The Breakers: Always Evolving
The iconic resort is famous for what doesn’t change. It should be equally renowned for what does
First, there’s the history. Second, there’s the opulence. These are the two signifiers of the Breakers, Palm Beach’s 538-room hospitality behemoth that endures and thrives, independent of any chain affiliation.
The history of the Breakers is inextricably connected to the cachet of Palm Beach and the annual winter migration of wealthy Northeasterners for “the season.” This is what Henry Flagler had in mind when he built the Breakers in 1896, and his heirs fulfilled the dream when they debuted the 1926 incarnation that lords above the beach today (both the original hotel and its 1904 replacement were destroyed by fire). Flagler and his family didn’t just build a hotel; he created a culture and a destination. In fact, one of Flagler’s many contributions to Florida was to popularize the idea that destination is culture.

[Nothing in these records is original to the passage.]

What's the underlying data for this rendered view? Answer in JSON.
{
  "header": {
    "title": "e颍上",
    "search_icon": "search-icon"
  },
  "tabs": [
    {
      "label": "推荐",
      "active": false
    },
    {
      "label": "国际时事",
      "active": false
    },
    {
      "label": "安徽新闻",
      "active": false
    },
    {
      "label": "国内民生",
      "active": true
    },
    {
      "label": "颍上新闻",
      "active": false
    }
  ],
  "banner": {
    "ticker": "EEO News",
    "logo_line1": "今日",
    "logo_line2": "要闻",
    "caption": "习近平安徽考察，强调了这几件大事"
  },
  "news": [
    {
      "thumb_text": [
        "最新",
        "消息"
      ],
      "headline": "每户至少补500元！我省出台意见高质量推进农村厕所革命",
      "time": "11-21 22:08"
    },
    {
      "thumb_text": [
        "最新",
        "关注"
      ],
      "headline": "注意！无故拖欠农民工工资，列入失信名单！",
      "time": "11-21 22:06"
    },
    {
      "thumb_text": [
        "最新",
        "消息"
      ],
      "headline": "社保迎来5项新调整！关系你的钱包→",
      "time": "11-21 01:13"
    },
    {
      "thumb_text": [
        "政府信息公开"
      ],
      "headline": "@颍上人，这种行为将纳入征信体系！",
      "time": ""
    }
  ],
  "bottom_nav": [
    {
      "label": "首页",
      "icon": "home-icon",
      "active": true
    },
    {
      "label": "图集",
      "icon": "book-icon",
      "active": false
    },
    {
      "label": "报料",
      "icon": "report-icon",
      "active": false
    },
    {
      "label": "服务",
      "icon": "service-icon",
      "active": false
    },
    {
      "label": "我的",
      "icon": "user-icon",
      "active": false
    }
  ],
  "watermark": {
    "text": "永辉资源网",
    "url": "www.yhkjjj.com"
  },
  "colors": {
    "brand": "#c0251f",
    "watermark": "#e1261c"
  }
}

On my visit last month, a young couple were walking through the lobby—or attempting to. The young man, overwhelmed, turned to the young woman next to him and said, “I’m trying to take pictures, but I don’t want to stop looking at all this.” It sounds like something a ringer or a shill would say, but the 200-foot-long lobby of the Breakers is used to that kind of reaction. Such is the achievement of the New York architectural firm of Schultze & Weaver, which designed the Biltmore hotel in Coral Gables at the same time, and, within a few years, would go on to conjure from the ground up some of Manhattan’s most legendary hotels: the Sherry-Netherland, the Pierre, the Waldorf-Astoria.
For the Breakers, the architects sought to recreate a palazzo from the Italian Renaissance, meant to emulate the Villa Medici in Rome (1544) and the Great Hall of the Palazzo Carrega in Genoa (1561). In that spirit, the lobby is framed by rows of columns, the barrel-vaulted ceiling adorned by twinkling Venetian glass chandeliers and the hand-painted artistry of 75 Italian craftsmen.
But to focus solely on the hotel’s history and its delirium-inducing opulence is to overlook the fact that the Breakers is committed to a project of continuous enhancement and relevance—set to the tune of $25 million in property upgrades a year. A new gym and spa appeared in the last few years, and until recently, the great expanse a few steps above the lobby was a formal affair with a French name (L’Escalier) and a fine dining menu. But tastes change, and today the space houses HMF, a chic cocktail lounge named for Henry Flagler and created by Tihany Design, which is arguably the hospitality world’s most-exalted interior architectural and design firm.
The Breakers’ collaboration with Tihany Design was inaugurated with the launch of HMF in 2012, and has continued as the firm worked on the Flagler Club—the hotel-within-the-hotel that offers butler service and culinary presentations—as well as the Seafood Bar (where the lobster tails are excellent) and ongoing guest room renovations. What the firm is doing with the accommodations is to reconceive them as sanctuaries of softness and lightness, in a mixed transitional style with subtle florals and elements of art deco and midcentury.
I immediately appreciated the nautical curves of the all-in-one polished wood unit that contains the minibar, the desk and a set of drawers, and when I noticed that the extra-long chaise had been pushed up against the glass sliders to allow me to revel in the panoramic ocean view, I thought, exactly. And when I realized that the upholstered headboard was backed by a contrasting padded textile bed wall, my reaction was that softness against softness was just what was needed.
But there came a time when I had to unwrap myself from the superlative Frette bedding and remind myself why this Palm Beach spot was chosen in the first place. The Breakers takes command of its locale like few other resorts in the world, as its golden, sandy beachfront is lined with no less than four pools. As a swimmer, that’s heaven. I swam an endless-seeming circuit from the saltwater lap pool (the water like velvet) to the even longer oblong pool, to the latest addition—a mirror-like pool set amid cottages and cabanas.
There’s an old rule about beach resorts: If the swimming pools are over-the-top, then the sea is likely lacking (rocky, or dangerous, or seaweed-filled). Not at the Breakers. That night there would be grilled swordfish washed down with a perfectly mixed Whitehall (vodka, St. Germain, white cranberry, lemon) at Henry’s, the Breakers’ new, off-property dining venue. No rush, though. As the afternoon faded, I took my time in the turquoise Atlantic, lucid and calm most days, with schools of small, slim fish brushing past my legs, doing their own water workout.